    The present obesity epidemic makes determining the normal heart weight in adults difficult. This study examines the heart weight at autopsy in 104 women aged 20 to 29 years who died in 1978 to 1980 before the overweight epidemic ensued. Of the 104 cases, the hearts weighed ≤300 g in 86 (83%) and >300 g in 18 (17%). Of the 67 cases dying from an unnatural cause (trauma or chemical intoxication), only 3 (4%) had hearts weighing >300 g; of the 37 patients dying from a variety of natural causes, 15 (41%) had hearts weighing >300 g (p <0.001). The body mass index (BMI) was ≤25 kg/m(2) in 82 cases (79%) and the hearts in them ranged from 120 to 400 g (mean 262 ± 51; median 257 g); of the 22 cases (21%) in whom the BMI was >25 kg/m(2), the hearts ranged from 230 to 850 g (mean 351 ± 142; median 300 g). In conclusion, the cases dying from an unnatural cause had smaller mean heart weights than those women dying from a natural cause and those with a normal BMI (≤25 kg/m(2)) had smaller mean heart weights than those with a BMI >25 kg/m(2). The normal heart weight in young women dying from an unnatural cause with few exceptions is <300 g.

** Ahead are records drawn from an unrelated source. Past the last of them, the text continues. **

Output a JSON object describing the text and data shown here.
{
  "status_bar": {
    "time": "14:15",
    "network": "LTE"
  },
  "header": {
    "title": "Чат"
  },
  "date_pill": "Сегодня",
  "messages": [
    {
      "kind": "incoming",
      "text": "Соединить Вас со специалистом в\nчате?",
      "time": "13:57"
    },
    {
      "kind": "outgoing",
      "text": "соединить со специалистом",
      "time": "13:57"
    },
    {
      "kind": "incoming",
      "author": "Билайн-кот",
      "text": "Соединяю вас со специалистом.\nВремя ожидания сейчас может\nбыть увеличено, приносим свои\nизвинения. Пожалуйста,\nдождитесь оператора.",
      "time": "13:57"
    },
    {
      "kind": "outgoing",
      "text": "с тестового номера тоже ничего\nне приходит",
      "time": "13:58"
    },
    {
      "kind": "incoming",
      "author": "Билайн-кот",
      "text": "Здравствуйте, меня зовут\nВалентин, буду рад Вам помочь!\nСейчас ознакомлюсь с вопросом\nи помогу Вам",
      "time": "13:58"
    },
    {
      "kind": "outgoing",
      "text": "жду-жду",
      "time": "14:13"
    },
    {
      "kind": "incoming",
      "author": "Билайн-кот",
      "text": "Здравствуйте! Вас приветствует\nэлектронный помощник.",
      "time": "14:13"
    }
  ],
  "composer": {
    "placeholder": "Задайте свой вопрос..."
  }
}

  1. Statokinesigram normalization method.

    PubMed

    de Oliveira, José Magalhães

    2017-02-01

    Stabilometry is a technique that aims to study the body sway of human subjects, employing a force platform. The signal obtained from this technique refers to the position of the foot base ground-reaction vector, known as the center of pressure (CoP). The parameters calculated from the signal are used to quantify the displacement of the CoP over time; there is a large variability, both between and within subjects, which prevents the definition of normative values. The intersubject variability is related to differences between subjects in terms of their anthropometry, in conjunction with their muscle activation patterns (biomechanics); and the intrasubject variability can be caused by a learning effect or fatigue. Age and foot placement on the platform are also known to influence variability. Normalization is the main method used to decrease this variability and to bring distributions of adjusted values into alignment. In 1996, O'Malley proposed three normalization techniques to eliminate the effect of age and anthropometric factors from temporal-distance parameters of gait. These techniques were adopted to normalize the stabilometric signal by some authors. This paper proposes a new method of normalization of stabilometric signals to be applied in balance studies. The method was applied to a data set collected in a previous study, and the results of normalized and nonnormalized signals were compared. The results showed that the new method, if used in a well-designed experiment, can eliminate undesirable correlations between the analyzed parameters and the subjects' characteristics and show only the experimental conditions' effects.

  2. Cerebral blood flow in normal and abnormal sleep an